1954? 1955? Hey! That was America at its best! Eisenhower!
One day in grade school a pair of identical twin girls appeared, cute little black girls, with zillions of little pigtails. I was fascinated! I loved them! One of them, when she wrote, with a pencil, had her finger bend backwards against the joint in a way that horrified me: I’ll never forget her. But: two days later those girls disappeared, never to appear again. What did they do with them? Where were they hiding them?
In high school there was one black guy, big guy, DJ. He appeared from nowhere, then dropped out at 16: after playing football for a couple of years. Where did he come from? Where did he go? There were no blacks in Rockville Centre. Zero. You could drive and drive, month after year, and never see one.

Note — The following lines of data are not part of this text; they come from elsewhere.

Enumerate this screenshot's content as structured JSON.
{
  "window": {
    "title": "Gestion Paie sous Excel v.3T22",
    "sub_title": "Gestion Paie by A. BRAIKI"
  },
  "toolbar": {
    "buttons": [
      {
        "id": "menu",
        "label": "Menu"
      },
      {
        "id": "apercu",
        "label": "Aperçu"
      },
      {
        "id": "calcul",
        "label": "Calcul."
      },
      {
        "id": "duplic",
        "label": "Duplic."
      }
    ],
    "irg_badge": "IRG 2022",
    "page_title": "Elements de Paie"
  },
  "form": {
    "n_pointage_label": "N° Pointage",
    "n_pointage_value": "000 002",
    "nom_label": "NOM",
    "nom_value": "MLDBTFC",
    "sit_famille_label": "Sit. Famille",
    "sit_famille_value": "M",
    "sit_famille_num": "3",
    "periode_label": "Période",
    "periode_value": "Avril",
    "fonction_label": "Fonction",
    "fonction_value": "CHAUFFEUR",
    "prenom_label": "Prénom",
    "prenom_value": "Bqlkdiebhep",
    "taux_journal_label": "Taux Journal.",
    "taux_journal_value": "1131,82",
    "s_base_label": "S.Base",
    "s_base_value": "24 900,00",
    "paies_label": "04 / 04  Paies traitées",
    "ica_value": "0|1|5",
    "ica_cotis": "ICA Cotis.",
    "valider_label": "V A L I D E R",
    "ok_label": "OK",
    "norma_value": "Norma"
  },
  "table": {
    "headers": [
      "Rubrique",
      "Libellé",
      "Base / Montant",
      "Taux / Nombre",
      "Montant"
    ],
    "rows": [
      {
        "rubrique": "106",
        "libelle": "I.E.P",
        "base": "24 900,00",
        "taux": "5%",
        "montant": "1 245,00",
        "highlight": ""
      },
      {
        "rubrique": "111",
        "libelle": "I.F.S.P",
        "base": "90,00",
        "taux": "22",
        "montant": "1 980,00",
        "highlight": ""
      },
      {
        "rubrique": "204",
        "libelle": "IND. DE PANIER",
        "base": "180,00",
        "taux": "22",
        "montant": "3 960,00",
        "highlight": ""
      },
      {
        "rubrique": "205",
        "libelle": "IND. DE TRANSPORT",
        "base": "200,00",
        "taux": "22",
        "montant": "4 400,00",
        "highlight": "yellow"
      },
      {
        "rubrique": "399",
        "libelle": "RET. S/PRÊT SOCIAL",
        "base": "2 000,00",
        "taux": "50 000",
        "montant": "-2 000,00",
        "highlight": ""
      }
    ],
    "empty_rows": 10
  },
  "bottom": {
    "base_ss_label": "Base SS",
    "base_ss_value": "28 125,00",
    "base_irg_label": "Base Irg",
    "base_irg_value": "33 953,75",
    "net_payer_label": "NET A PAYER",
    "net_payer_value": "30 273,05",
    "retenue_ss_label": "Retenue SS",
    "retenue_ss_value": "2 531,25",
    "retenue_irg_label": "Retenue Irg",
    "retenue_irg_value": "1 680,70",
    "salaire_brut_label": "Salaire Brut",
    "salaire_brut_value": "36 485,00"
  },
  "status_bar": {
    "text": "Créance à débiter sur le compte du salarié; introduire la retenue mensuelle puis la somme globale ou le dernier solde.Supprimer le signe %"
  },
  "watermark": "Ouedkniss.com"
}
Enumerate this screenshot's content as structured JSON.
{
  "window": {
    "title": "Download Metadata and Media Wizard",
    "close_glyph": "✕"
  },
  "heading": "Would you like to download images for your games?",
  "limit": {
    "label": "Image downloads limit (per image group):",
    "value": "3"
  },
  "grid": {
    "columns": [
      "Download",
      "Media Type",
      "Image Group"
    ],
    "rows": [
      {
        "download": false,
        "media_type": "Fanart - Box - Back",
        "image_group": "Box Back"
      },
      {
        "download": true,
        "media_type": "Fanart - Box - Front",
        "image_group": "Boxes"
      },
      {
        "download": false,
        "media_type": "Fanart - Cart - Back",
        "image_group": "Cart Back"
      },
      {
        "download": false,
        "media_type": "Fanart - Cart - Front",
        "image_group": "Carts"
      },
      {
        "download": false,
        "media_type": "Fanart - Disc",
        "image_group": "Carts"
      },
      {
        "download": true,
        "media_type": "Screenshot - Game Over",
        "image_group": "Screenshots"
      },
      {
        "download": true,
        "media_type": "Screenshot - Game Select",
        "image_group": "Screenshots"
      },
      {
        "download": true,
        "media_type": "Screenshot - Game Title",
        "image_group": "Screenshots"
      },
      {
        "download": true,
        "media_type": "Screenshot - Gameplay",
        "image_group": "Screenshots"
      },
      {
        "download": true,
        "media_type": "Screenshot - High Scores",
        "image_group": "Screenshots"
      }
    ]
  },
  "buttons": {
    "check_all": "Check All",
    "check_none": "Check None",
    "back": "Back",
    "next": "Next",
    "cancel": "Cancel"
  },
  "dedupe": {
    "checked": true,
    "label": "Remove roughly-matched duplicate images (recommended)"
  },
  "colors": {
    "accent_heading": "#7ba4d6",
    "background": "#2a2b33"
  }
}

I found out when I worked for the town, starting 1956. That summer I worked for the village parks department, wacking weeds, painting fences. The next summer they asked if I wanted to make more money over shorter hours: as a garbage man. Now I saw blacks, several black worked for the sanitation dept. One black guy drove a garbage truck.
I was a swing guy: one day I’d help of this route, another day on that route. Midsummer they finally put me on the truck with the black guy, Joe, driving. He he took us into a part of Rockville Centre I hadn’t known existed: where, how, had they hidden it? It was a black ghetto! There were lots of black people there, and lots of black children!
Joe ate lunch at home! I got to sit on his front step and eat my own sandwich! staring at the neighborhood!
My mother’s boyfriend, a gynecologist, had told stories of black pregnancies, always insulting stories. Now I knew where the obese ignoramuses he told of could have lived.
If I went back to Rockville Centre today, I’m not sure I could find that neighborhood. I doubt that a single one of my friends had ever heard of it, let alone stumbled onto it.
So: a black kid could walk in the ghetto and not get assaulted by white kids, there were no white kids, the ghetto wasn’t on the map. Somehow they’d hidden it in plain sight! The roads didn’t turn that way.
Ah, but in Hempstead they’d set it up so that some poor skinny schmuck was walking on Hempstead Avenue just when my friends wanted some cheap stomp fodder.
2011 06 25 NYS just approved gay marriage! Boy, are these two themes related. I remember driving to the city to visit Greenwich Village with the same group of high school friends: before I was myself a familiar denizen of the Village: I’d been there, but I didn’t yet know it, I wasn’t yet a fixture. My friends announced their purpose only after we were there: they wanted to find some faggots, and stomp on them. I radiated disapproval, non-cooperation at them. But they normally didn’t give much of a shit what I thought. Sometimes they were courteous enough to not invite me, then go ahead and steal or stomp or whatever the plan was. in this case though we were all already there, the purpose announed, or at least proposed. But I don’t think my high schools mates identified a single fairy! Or, they did, but had chickened out!
Many another time though I’ve been in the Village when a car or two full of NJ or LI rednecks showed up, ready to rumble, suburban Nazis.
Plenty another time though I’ve been in the Village when a fag or two put themselves unmistakably on display: one guy, looking like his lips were chapped from too much jissom, stood weaving with a long stemmed rose in his hand: right in front of the 3rd Street Park on Sixth Avenue!